Psychological Profile of Children Who Require Repetitive Surgical Procedures for Early Onset Scoliosis: Is a Poorer Quality of Life the Cost of a Straighter Spine?

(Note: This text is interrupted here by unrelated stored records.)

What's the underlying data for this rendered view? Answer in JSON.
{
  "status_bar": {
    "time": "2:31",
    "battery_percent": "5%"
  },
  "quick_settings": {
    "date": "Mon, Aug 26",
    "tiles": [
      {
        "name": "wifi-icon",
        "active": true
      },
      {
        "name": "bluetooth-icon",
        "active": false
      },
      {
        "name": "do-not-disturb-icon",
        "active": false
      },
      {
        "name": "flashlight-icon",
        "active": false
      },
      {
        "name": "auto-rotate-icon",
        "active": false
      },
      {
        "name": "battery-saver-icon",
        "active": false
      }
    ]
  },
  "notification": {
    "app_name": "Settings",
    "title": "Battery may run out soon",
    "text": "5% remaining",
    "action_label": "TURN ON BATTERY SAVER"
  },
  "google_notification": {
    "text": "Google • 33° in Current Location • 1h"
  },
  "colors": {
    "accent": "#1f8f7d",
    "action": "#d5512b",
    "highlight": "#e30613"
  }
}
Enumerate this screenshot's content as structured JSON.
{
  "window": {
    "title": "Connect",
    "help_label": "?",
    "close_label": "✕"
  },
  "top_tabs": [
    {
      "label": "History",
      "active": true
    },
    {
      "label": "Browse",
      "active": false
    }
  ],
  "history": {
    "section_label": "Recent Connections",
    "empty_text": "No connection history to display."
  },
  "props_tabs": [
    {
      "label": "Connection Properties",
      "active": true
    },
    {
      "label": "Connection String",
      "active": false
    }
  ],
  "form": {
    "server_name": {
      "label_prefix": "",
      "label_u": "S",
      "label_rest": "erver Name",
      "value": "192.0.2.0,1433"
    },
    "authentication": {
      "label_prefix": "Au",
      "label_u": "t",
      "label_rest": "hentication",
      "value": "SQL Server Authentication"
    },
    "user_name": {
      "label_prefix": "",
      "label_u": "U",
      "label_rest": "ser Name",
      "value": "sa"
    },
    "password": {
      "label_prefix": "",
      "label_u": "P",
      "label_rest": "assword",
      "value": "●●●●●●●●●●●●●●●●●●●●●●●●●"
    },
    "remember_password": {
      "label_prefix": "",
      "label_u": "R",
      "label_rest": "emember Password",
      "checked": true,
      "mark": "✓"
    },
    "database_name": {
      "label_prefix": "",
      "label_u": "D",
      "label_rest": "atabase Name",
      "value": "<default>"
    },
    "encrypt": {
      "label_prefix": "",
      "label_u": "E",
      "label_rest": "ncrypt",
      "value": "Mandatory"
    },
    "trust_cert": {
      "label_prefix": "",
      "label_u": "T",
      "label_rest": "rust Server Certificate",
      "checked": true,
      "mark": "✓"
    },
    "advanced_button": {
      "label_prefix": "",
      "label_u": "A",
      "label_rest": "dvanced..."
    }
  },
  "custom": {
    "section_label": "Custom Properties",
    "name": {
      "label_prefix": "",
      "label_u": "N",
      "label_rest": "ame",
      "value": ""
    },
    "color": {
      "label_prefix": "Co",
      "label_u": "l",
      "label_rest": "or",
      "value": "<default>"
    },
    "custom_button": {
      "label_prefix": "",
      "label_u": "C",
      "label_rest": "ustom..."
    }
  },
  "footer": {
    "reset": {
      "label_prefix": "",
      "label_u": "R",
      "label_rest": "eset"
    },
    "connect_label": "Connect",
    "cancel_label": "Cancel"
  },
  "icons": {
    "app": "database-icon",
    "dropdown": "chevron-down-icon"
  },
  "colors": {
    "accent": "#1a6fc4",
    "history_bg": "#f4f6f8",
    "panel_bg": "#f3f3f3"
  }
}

STUDY DESIGN: Cross-sectional study. OBJECTIVE: Assess the psychosocial status of children with early-onset scoliosis (EOS) undergoing multiple procedures and evaluate associations with other variables. SUMMARY OF BACKGROUND DATA: EOS may require repetitive surgical procedures to control deformity and preserve growth. These procedures impact patients’ psychosocial status because of the repetitive surgeries. METHODS: EOS patients 6-18 years, undergoing traditional growing rod treatment with more than 5 surgical procedures, and neurologically/mentally intact were included. Patients were screened for psychiatric disorders before inclusion. The Quality of Life Scale for Children (PedsQL), Strengths and Difficulties Questionnaire (SDQ) self-report form, Beck Depression Inventory, Children Depression Inventory (CDI), Beck Anxiety Inventory (BAI), and the Self-Report for Childhood Anxiety Related Disorders (SCARED) were completed by the children. PedsQL Parental Form and SDQ Parent Form were completed by their parents. RESULTS: Twenty-one patients (9 male, 12 female) met the inclusion criteria. Average age was 6.4 years (4-10.5) at index surgery, and 13.5 years (8-17) at final follow-up. The mean number of procedures was 13 (6-18). Mean follow-up was 83.9 months (36-122). Depression was observed in 23.8% of patients, and generalized anxiety disorder in 42.8%. Patients in the study group were more likely than the general population to have a psychiatric diagnosis. Number of procedures undergone was found to correlate negatively with BAI, SCARED, and the behavioral difficulties domain of SDQ parent form score and positively with emotional functioning, psychosocial health summary score, PedsQL total score, and increased social and physical functioning. Nonidiopathic etiology was found to be related to increased behavioral difficulties and lower functioning. CONCLUSION: A higher prevalence of depressive and anxiety symptoms was observed in patients with EOS along with dysfunctional areas of daily life. Other comorbidities may also contribute to dysfunction and difficulties. Determination of the aspects of EOS treatment that have a negative impact on psychosocial functioning may allow for more competent help for these patients.